# [Website and app data records]
== Segment start ==

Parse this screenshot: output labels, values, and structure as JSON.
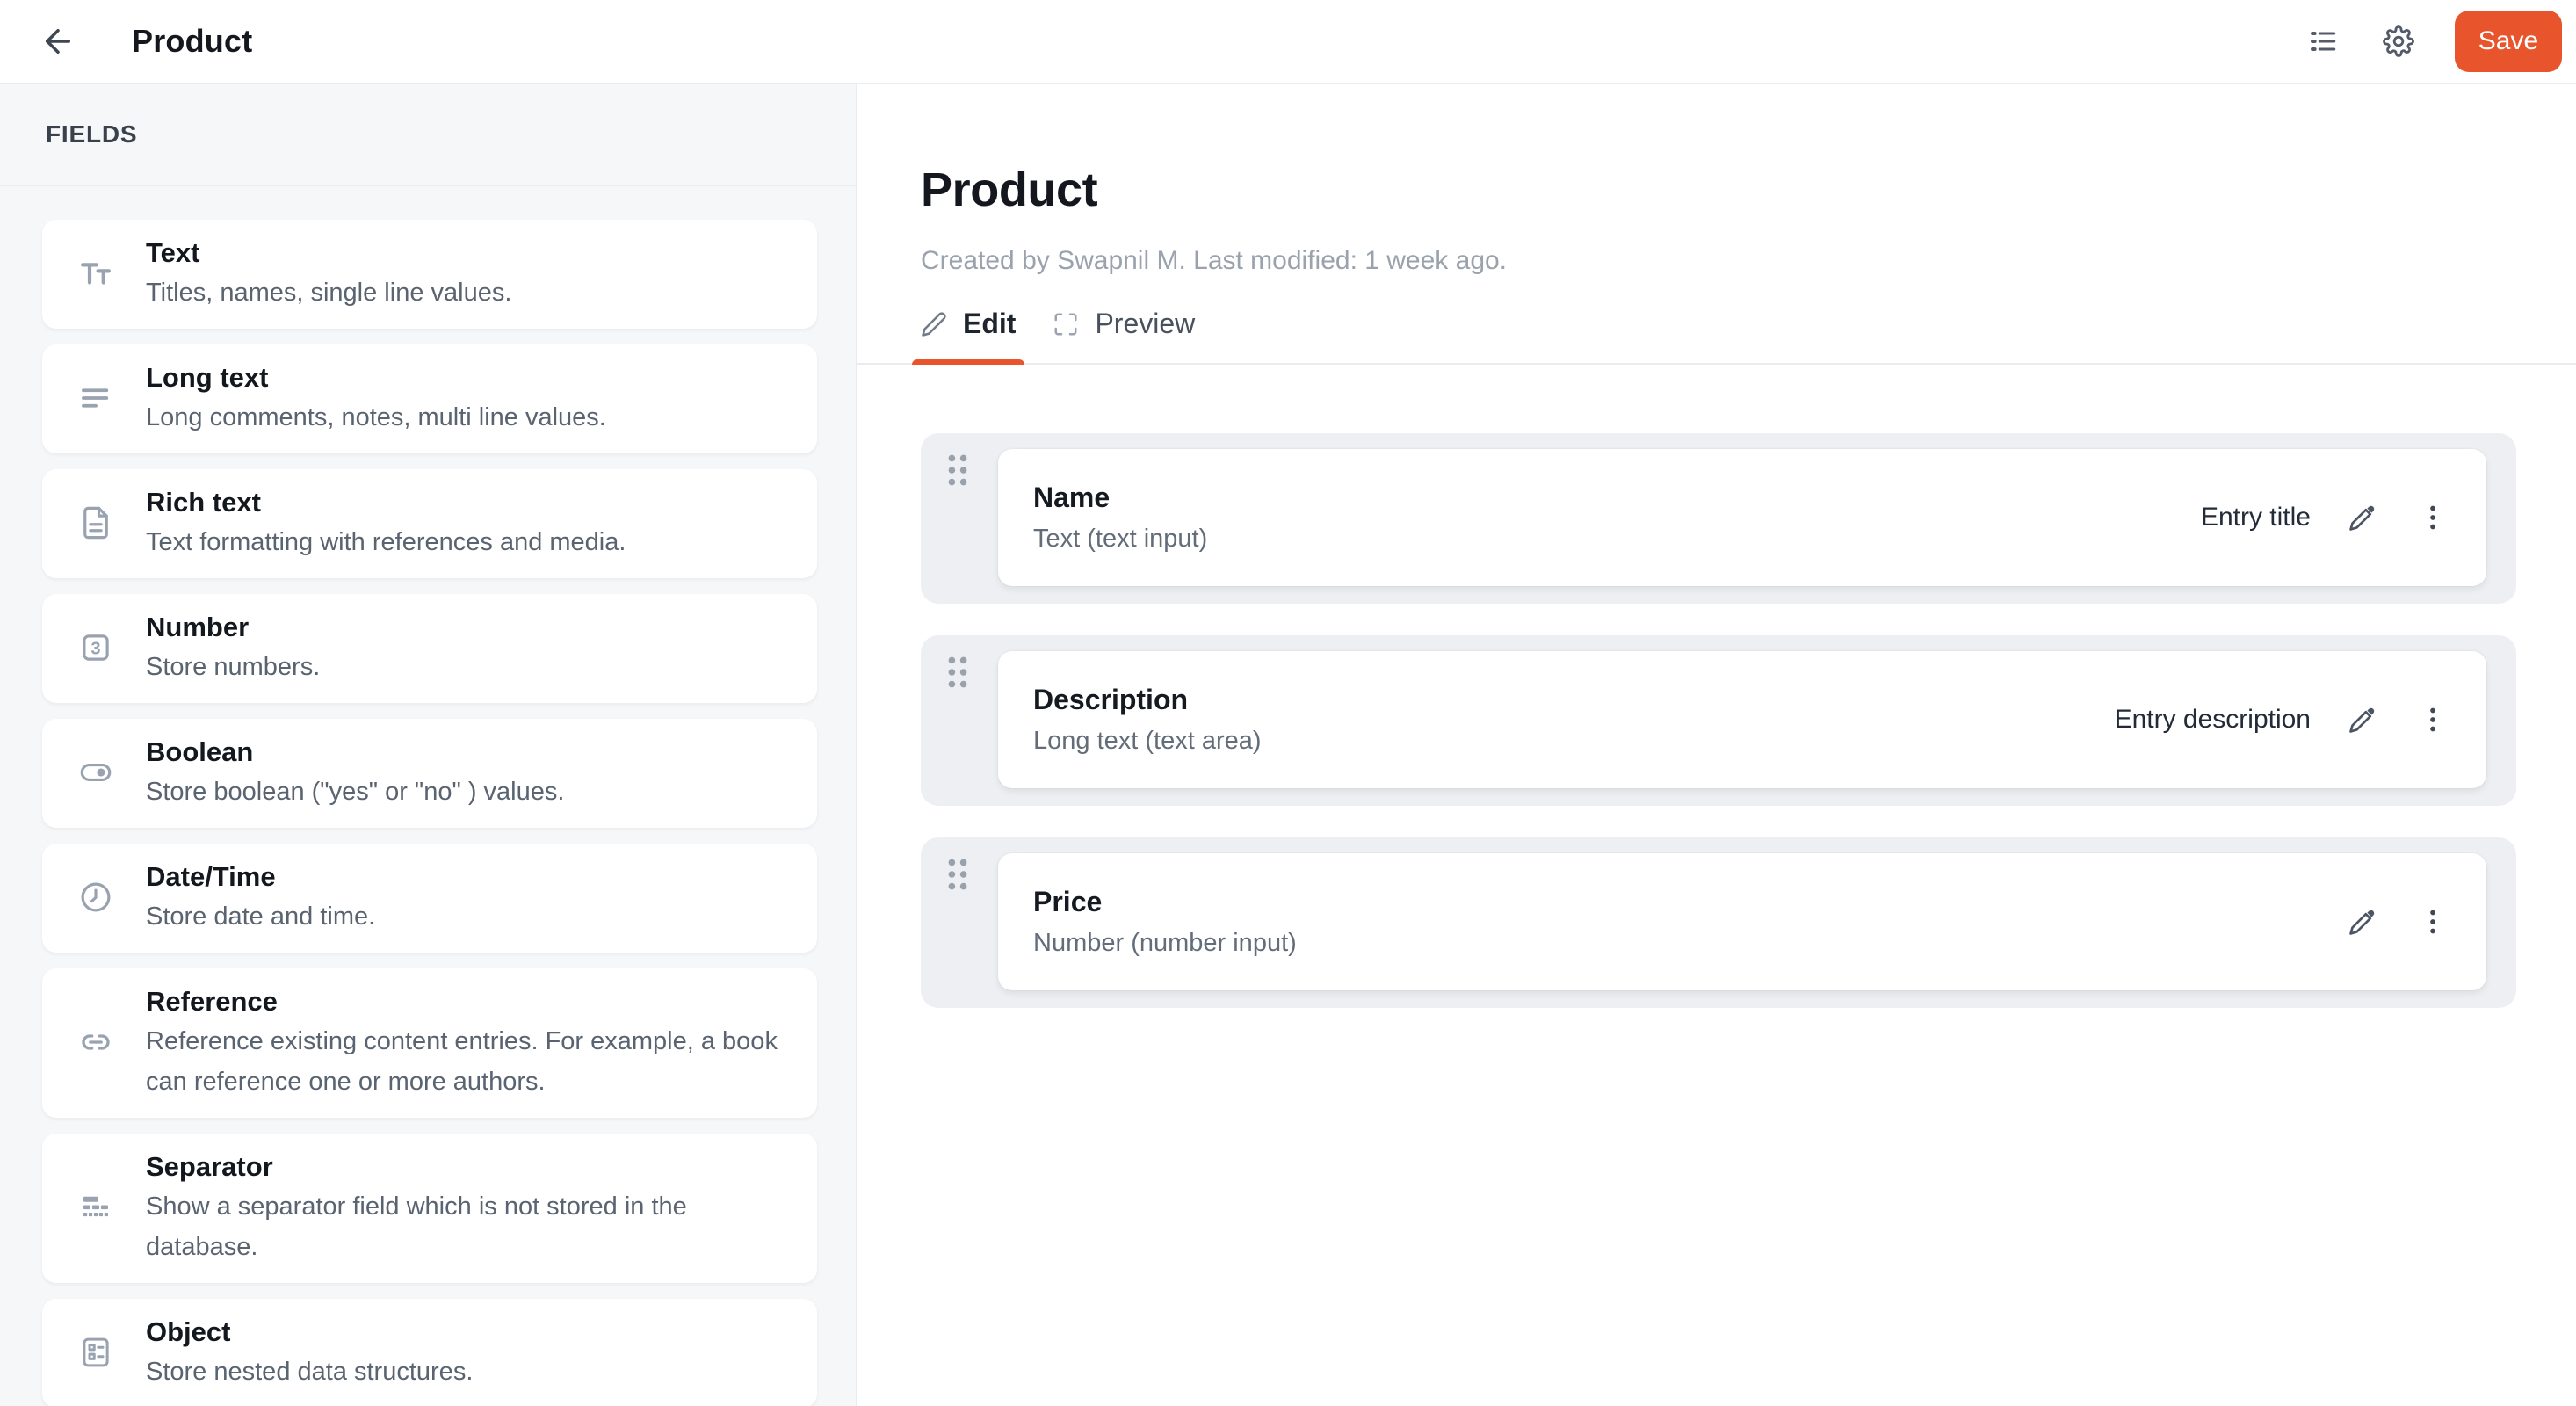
{
  "colors": {
    "accent": "#E8552D"
  },
  "topbar": {
    "back_icon": "arrow-left-icon",
    "title": "Product",
    "list_icon": "list-icon",
    "gear_icon": "gear-icon",
    "save_label": "Save"
  },
  "sidebar": {
    "header": "FIELDS",
    "items": [
      {
        "icon": "text-icon",
        "title": "Text",
        "description": "Titles, names, single line values."
      },
      {
        "icon": "long-text-icon",
        "title": "Long text",
        "description": "Long comments, notes, multi line values."
      },
      {
        "icon": "rich-text-icon",
        "title": "Rich text",
        "description": "Text formatting with references and media."
      },
      {
        "icon": "number-icon",
        "title": "Number",
        "description": "Store numbers."
      },
      {
        "icon": "boolean-icon",
        "title": "Boolean",
        "description": "Store boolean (\"yes\" or \"no\" ) values."
      },
      {
        "icon": "datetime-icon",
        "title": "Date/Time",
        "description": "Store date and time."
      },
      {
        "icon": "reference-icon",
        "title": "Reference",
        "description": "Reference existing content entries. For example, a book can reference one or more authors."
      },
      {
        "icon": "separator-icon",
        "title": "Separator",
        "description": "Show a separator field which is not stored in the database."
      },
      {
        "icon": "object-icon",
        "title": "Object",
        "description": "Store nested data structures."
      }
    ]
  },
  "main": {
    "title": "Product",
    "meta": "Created by Swapnil M. Last modified: 1 week ago.",
    "tabs": [
      {
        "icon": "pencil-icon",
        "label": "Edit",
        "active": true
      },
      {
        "icon": "expand-icon",
        "label": "Preview",
        "active": false
      }
    ],
    "fields": [
      {
        "title": "Name",
        "subtitle": "Text (text input)",
        "badge": "Entry title"
      },
      {
        "title": "Description",
        "subtitle": "Long text (text area)",
        "badge": "Entry description"
      },
      {
        "title": "Price",
        "subtitle": "Number (number input)",
        "badge": ""
      }
    ]
  }
}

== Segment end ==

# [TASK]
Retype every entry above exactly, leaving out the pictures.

# [RESPONSE AREA]
Parse this screenshot: output labels, values, and structure as JSON.
{
  "colors": {
    "accent": "#E8552D"
  },
  "topbar": {
    "back_icon": "arrow-left-icon",
    "title": "Product",
    "list_icon": "list-icon",
    "gear_icon": "gear-icon",
    "save_label": "Save"
  },
  "sidebar": {
    "header": "FIELDS",
    "items": [
      {
        "icon": "text-icon",
        "title": "Text",
        "description": "Titles, names, single line values."
      },
      {
        "icon": "long-text-icon",
        "title": "Long text",
        "description": "Long comments, notes, multi line values."
      },
      {
        "icon": "rich-text-icon",
        "title": "Rich text",
        "description": "Text formatting with references and media."
      },
      {
        "icon": "number-icon",
        "title": "Number",
        "description": "Store numbers."
      },
      {
        "icon": "boolean-icon",
        "title": "Boolean",
        "description": "Store boolean (\"yes\" or \"no\" ) values."
      },
      {
        "icon": "datetime-icon",
        "title": "Date/Time",
        "description": "Store date and time."
      },
      {
        "icon": "reference-icon",
        "title": "Reference",
        "description": "Reference existing content entries. For example, a book can reference one or more authors."
      },
      {
        "icon": "separator-icon",
        "title": "Separator",
        "description": "Show a separator field which is not stored in the database."
      },
      {
        "icon": "object-icon",
        "title": "Object",
        "description": "Store nested data structures."
      }
    ]
  },
  "main": {
    "title": "Product",
    "meta": "Created by Swapnil M. Last modified: 1 week ago.",
    "tabs": [
      {
        "icon": "pencil-icon",
        "label": "Edit",
        "active": true
      },
      {
        "icon": "expand-icon",
        "label": "Preview",
        "active": false
      }
    ],
    "fields": [
      {
        "title": "Name",
        "subtitle": "Text (text input)",
        "badge": "Entry title"
      },
      {
        "title": "Description",
        "subtitle": "Long text (text area)",
        "badge": "Entry description"
      },
      {
        "title": "Price",
        "subtitle": "Number (number input)",
        "badge": ""
      }
    ]
  }
}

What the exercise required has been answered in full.